Source records:
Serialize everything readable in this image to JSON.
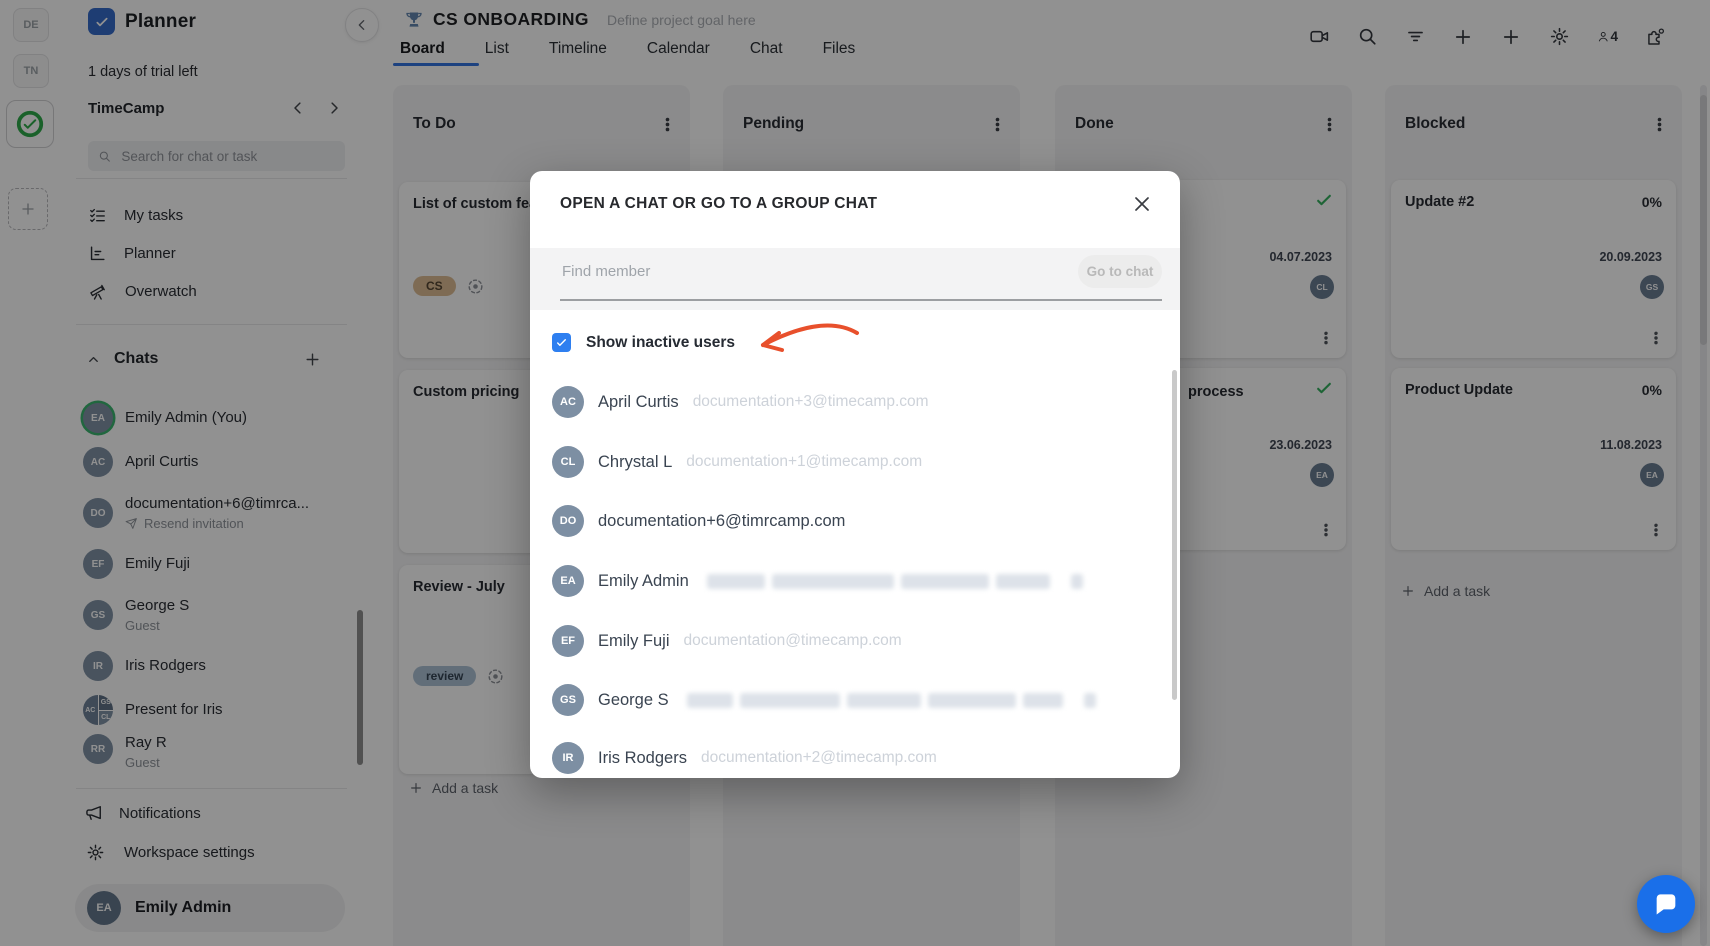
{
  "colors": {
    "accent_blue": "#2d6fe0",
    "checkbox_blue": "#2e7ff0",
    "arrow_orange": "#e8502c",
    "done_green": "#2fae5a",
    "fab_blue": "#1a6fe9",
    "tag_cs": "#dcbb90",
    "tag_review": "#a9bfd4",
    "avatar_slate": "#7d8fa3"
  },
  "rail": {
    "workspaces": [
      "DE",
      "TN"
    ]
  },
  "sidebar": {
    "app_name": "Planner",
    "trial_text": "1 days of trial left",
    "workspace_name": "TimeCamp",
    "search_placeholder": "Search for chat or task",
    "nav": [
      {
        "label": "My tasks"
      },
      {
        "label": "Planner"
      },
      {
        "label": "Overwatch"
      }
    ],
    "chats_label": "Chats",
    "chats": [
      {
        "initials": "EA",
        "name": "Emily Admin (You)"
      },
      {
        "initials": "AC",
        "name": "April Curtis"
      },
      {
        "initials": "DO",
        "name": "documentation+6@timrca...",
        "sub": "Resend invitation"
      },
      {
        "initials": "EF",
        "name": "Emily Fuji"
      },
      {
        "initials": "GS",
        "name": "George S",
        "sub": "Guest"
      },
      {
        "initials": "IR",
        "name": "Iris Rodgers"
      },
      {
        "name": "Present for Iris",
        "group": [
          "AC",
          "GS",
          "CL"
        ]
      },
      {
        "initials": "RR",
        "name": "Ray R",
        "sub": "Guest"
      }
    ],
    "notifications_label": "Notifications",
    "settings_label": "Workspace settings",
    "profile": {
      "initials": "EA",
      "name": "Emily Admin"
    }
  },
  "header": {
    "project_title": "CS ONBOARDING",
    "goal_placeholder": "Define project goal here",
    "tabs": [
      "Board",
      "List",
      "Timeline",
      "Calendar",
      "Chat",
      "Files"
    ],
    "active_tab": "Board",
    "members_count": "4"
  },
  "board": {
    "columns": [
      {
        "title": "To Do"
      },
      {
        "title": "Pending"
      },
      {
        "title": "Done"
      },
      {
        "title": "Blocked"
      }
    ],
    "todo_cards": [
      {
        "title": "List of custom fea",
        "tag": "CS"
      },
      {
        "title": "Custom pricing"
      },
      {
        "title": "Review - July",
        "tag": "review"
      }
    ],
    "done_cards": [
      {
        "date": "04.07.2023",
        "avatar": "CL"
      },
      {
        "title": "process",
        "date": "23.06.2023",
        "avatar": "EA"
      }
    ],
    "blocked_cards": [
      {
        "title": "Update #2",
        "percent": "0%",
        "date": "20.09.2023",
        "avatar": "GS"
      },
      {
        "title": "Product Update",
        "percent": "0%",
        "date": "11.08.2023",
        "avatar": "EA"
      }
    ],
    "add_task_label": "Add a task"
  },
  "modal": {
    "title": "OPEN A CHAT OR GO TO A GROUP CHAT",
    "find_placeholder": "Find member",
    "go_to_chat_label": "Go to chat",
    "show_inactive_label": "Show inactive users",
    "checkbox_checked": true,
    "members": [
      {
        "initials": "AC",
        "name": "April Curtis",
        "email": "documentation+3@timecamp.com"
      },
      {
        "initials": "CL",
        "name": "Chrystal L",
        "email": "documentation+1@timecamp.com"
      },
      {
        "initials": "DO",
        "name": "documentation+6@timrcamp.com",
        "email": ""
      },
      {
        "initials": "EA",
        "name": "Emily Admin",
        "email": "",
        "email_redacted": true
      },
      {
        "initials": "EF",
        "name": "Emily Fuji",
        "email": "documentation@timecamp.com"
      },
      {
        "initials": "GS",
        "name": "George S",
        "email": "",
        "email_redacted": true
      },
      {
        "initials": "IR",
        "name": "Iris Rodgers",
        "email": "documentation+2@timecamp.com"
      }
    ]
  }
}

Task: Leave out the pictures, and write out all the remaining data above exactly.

Result:
Serialize everything readable in this image to JSON.
{
  "colors": {
    "accent_blue": "#2d6fe0",
    "checkbox_blue": "#2e7ff0",
    "arrow_orange": "#e8502c",
    "done_green": "#2fae5a",
    "fab_blue": "#1a6fe9",
    "tag_cs": "#dcbb90",
    "tag_review": "#a9bfd4",
    "avatar_slate": "#7d8fa3"
  },
  "rail": {
    "workspaces": [
      "DE",
      "TN"
    ]
  },
  "sidebar": {
    "app_name": "Planner",
    "trial_text": "1 days of trial left",
    "workspace_name": "TimeCamp",
    "search_placeholder": "Search for chat or task",
    "nav": [
      {
        "label": "My tasks"
      },
      {
        "label": "Planner"
      },
      {
        "label": "Overwatch"
      }
    ],
    "chats_label": "Chats",
    "chats": [
      {
        "initials": "EA",
        "name": "Emily Admin (You)"
      },
      {
        "initials": "AC",
        "name": "April Curtis"
      },
      {
        "initials": "DO",
        "name": "documentation+6@timrca...",
        "sub": "Resend invitation"
      },
      {
        "initials": "EF",
        "name": "Emily Fuji"
      },
      {
        "initials": "GS",
        "name": "George S",
        "sub": "Guest"
      },
      {
        "initials": "IR",
        "name": "Iris Rodgers"
      },
      {
        "name": "Present for Iris",
        "group": [
          "AC",
          "GS",
          "CL"
        ]
      },
      {
        "initials": "RR",
        "name": "Ray R",
        "sub": "Guest"
      }
    ],
    "notifications_label": "Notifications",
    "settings_label": "Workspace settings",
    "profile": {
      "initials": "EA",
      "name": "Emily Admin"
    }
  },
  "header": {
    "project_title": "CS ONBOARDING",
    "goal_placeholder": "Define project goal here",
    "tabs": [
      "Board",
      "List",
      "Timeline",
      "Calendar",
      "Chat",
      "Files"
    ],
    "active_tab": "Board",
    "members_count": "4"
  },
  "board": {
    "columns": [
      {
        "title": "To Do"
      },
      {
        "title": "Pending"
      },
      {
        "title": "Done"
      },
      {
        "title": "Blocked"
      }
    ],
    "todo_cards": [
      {
        "title": "List of custom fea",
        "tag": "CS"
      },
      {
        "title": "Custom pricing"
      },
      {
        "title": "Review - July",
        "tag": "review"
      }
    ],
    "done_cards": [
      {
        "date": "04.07.2023",
        "avatar": "CL"
      },
      {
        "title": "process",
        "date": "23.06.2023",
        "avatar": "EA"
      }
    ],
    "blocked_cards": [
      {
        "title": "Update #2",
        "percent": "0%",
        "date": "20.09.2023",
        "avatar": "GS"
      },
      {
        "title": "Product Update",
        "percent": "0%",
        "date": "11.08.2023",
        "avatar": "EA"
      }
    ],
    "add_task_label": "Add a task"
  },
  "modal": {
    "title": "OPEN A CHAT OR GO TO A GROUP CHAT",
    "find_placeholder": "Find member",
    "go_to_chat_label": "Go to chat",
    "show_inactive_label": "Show inactive users",
    "checkbox_checked": true,
    "members": [
      {
        "initials": "AC",
        "name": "April Curtis",
        "email": "documentation+3@timecamp.com"
      },
      {
        "initials": "CL",
        "name": "Chrystal L",
        "email": "documentation+1@timecamp.com"
      },
      {
        "initials": "DO",
        "name": "documentation+6@timrcamp.com",
        "email": ""
      },
      {
        "initials": "EA",
        "name": "Emily Admin",
        "email": "",
        "email_redacted": true
      },
      {
        "initials": "EF",
        "name": "Emily Fuji",
        "email": "documentation@timecamp.com"
      },
      {
        "initials": "GS",
        "name": "George S",
        "email": "",
        "email_redacted": true
      },
      {
        "initials": "IR",
        "name": "Iris Rodgers",
        "email": "documentation+2@timecamp.com"
      }
    ]
  }
}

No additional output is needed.